You can argue all you want about American exceptionalism. The fact is the first amendment of the Constitution is the exception to the rule: “Congress shall make no law respecting an establishment of religion, or prohibiting the free exercise thereof”. At least in more recent years debate has flourished about whether this amendment is primarily concerned with the separation of church and state or primarily concerned with protecting the church from the state. But the amendment as it stands would seem logically and grammatically to refer to both concerns. The business about ‘establishment’ may be a bit embarrassing to Anglicans who have a romantic attachment to the established Church of England. One unintended consequence of the Reformation was endless and violent warfare over which form of Christianity would get official governmental sanction over all the other forms. Politicians including the Founding Fathers thought the best course of action was to remove the prize. That is why church and state are separated. It was not the case that a bunch of atheists thought that this was a good way to wipe out ancient superstitions. On the contrary a bunch of Christians, not in every case perfectly orthodox Christians, but at least solid theists, realized that not only was this a good thing for the state but good for the Church.
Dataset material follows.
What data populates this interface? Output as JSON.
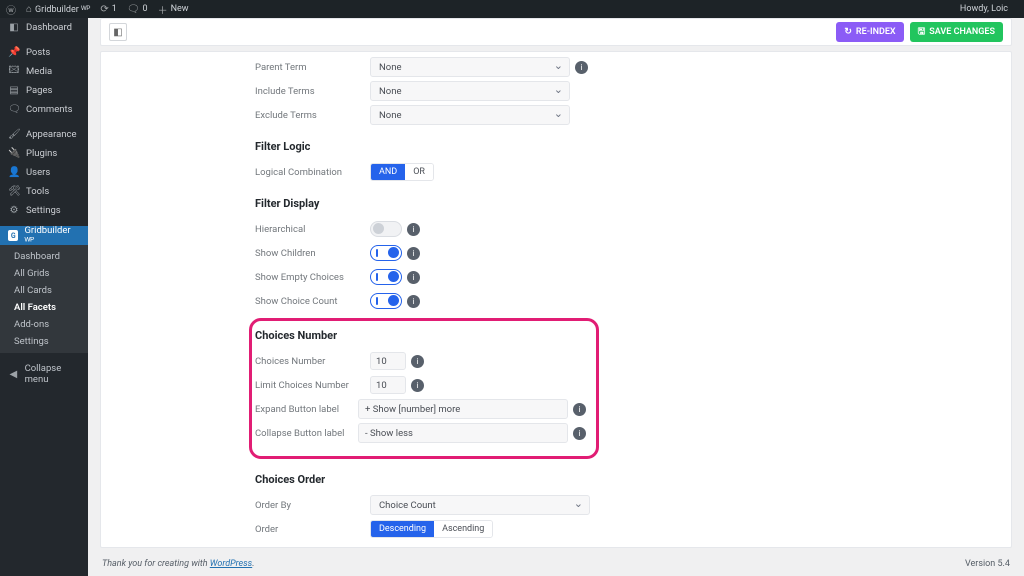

Still if you look at the matter strictly from a political standpoint something else has to be added. “The free exercise thereof.” Public order and peace require more than no establishment of religion, namely that the government not pass laws, which interfere with religion. That was to the Founding Fathers a sure recipe for strife and conflict. Far from imaging as most revolutions have envisioned that without state support religion will simply disappear, as our active secularists envision since they have lost their religion, the 1st amendment realizes that religion is inevitable and you cause way too many problems if you try to regulate it.
St. Thomas Aquinas explains not only the inevitably of religion but it moral imperative. It is a matter of justice, to use the favorite but much misunderstood word of the secular elite. St. Thomas says that because God is the origin or first principle of our existence we are indebted to Him and we must exercise the virtue of religion, that is. worship. In the natural order we are similarly indebted to our parents and our country, the origin of our birth and sustenance. This requires the virtue of piety, which among other things, means dutifulness.
Many folks in the world must give thanks for their country in spite of its governing principles. We, however, are in the enviable position of giving thanks for our country precisely because of its governing principles.
Not least of all for Hobby Lobby.